Every line holding "SPAN" should be copied from the records below.

[Dataset rows for apps and sites]
»»
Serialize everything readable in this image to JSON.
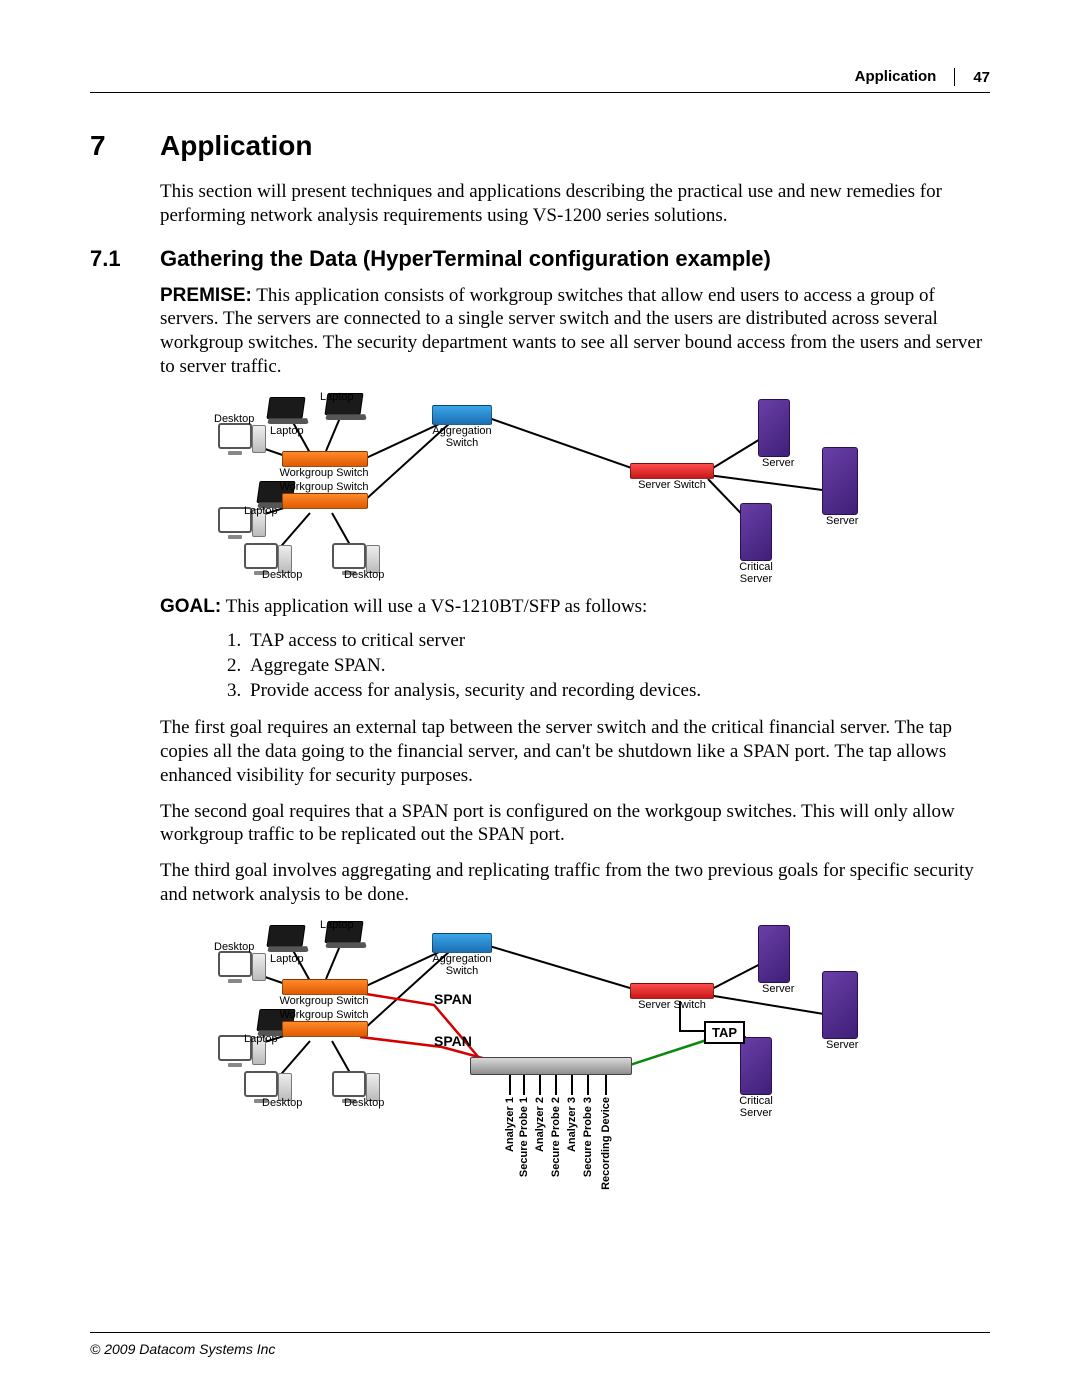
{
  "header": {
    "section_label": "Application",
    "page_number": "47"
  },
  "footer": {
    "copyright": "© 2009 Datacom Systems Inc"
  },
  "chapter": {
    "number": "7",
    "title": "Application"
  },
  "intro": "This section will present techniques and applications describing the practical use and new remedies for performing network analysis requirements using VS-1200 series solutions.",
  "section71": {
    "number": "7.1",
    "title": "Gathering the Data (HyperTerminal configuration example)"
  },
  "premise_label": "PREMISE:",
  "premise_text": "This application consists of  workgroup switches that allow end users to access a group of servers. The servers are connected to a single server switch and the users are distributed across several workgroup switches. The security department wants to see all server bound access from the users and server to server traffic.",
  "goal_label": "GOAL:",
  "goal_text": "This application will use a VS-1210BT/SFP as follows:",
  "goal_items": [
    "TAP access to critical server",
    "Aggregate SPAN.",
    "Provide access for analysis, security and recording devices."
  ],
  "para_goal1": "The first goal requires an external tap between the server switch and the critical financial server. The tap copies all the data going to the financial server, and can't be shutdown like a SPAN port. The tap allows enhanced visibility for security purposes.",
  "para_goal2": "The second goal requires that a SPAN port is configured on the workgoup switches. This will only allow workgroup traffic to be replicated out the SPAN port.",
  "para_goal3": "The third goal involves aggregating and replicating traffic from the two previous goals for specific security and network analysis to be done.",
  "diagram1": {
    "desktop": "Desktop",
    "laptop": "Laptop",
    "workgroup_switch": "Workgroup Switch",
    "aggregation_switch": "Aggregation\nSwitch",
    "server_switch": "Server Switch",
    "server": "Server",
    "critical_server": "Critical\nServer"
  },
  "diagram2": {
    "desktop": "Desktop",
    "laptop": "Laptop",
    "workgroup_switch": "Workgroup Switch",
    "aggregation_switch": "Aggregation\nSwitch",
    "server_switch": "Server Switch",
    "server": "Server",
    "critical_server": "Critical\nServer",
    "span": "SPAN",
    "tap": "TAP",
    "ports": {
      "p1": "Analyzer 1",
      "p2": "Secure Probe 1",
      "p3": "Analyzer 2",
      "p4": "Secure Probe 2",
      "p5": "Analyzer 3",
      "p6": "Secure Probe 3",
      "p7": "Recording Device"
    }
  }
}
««
RESULT OF THIS TASK:
    "Aggregate SPAN.",
  "para_goal1": "The first goal requires an external tap between the server switch and the critical financial server. The tap copies all the data going to the financial server, and can't be shutdown like a SPAN port. The tap allows enhanced visibility for security purposes.",
  "para_goal2": "The second goal requires that a SPAN port is configured on the workgoup switches. This will only allow workgroup traffic to be replicated out the SPAN port.",
    "span": "SPAN",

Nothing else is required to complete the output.